Croix de mission, de cimetière et croix Pattée

Informations directionnelles

Longer la salle des fêtes jusqu’au panneau « Cinéma »

Prochain point :

"Médecin de campagne" et "La course à l'escargot"

Prochain point : lat="49.123193" lon="1.690571"

The crosses
History and meaning



The Mission cross…

This cross, known as the mission cross, is an integral part of the local landscape. Following the upheavals of the revolution, the Church sent missionary priests out into parishes to renew religious practice. The era of the Mission was a time for all to examine their consciences and return afresh to Christian life. Each mission was completed by   erecting a cross.
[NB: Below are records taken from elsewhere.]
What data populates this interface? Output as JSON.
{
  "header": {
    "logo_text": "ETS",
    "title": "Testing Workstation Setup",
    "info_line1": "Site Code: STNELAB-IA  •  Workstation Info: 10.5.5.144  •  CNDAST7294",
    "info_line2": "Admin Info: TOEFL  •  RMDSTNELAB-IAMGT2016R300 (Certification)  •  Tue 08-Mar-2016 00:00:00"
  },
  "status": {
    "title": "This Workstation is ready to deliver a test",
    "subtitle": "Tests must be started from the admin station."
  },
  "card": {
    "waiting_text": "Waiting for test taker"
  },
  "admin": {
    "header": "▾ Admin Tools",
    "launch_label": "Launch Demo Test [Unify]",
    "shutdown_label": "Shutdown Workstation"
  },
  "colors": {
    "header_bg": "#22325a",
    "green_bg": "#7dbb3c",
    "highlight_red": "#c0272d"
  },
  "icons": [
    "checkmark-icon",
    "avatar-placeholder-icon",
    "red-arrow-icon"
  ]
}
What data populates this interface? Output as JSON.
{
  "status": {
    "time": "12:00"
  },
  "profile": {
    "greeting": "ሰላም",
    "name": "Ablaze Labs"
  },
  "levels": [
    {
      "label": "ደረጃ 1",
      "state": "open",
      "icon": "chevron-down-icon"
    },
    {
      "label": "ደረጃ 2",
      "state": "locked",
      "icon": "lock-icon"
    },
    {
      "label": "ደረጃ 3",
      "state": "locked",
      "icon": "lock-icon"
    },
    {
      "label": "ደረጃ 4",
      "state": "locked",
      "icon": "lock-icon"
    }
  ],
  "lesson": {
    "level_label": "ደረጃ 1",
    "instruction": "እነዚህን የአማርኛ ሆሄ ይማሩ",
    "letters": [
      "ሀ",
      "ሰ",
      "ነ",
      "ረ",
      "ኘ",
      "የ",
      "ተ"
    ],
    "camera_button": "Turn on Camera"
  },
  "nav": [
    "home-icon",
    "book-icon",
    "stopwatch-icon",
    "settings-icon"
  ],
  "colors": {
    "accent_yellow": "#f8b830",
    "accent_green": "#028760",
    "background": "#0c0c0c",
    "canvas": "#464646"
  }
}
This cross was installed during a mission in 1894 and restored on several occasions: in 1932, 1951 and 1996. Each mission cross bore the symbols of the Passion of Christ, including the inscription “INRI” - initials of the latin words Iesus Nazarenus Rex Iudaeorum, “Jesus of Nazareth, king of the Jews”.



…the cross pattée, a Vexin emblem

The term “pattée” applies to crosses with short arms of equal length growing wider at the tips. Crosses pattée come in various forms. Most often located at cross-roads or alongside roads, these crosses were used as land marks, indicating the limits of properties or jurisdictions. The Chaussy cross pattée is named the Croix Gatin. Located on an embankment facing the ancient entry to the Villarceaux estate, this cross is marked on the 1745 land terrier. It is similar to the Labathe cross, erected in Courcelles-sur-Viosne, and engraved with several inscriptions (including the year 1771). The cross pattée is part of the rich vernacular heritage of the Vexin français, but is not unique to the region, being also found in other parts of France and Europe. Although many of these kinds of crosses were destroyed during the revolution, 18 remain within the Vexin français regional natural park. Most have been moved from their original placement, often near churches.
There is also a very fine stone cross from the 19th century in the Chaussy cemetery.





by Expression Nomade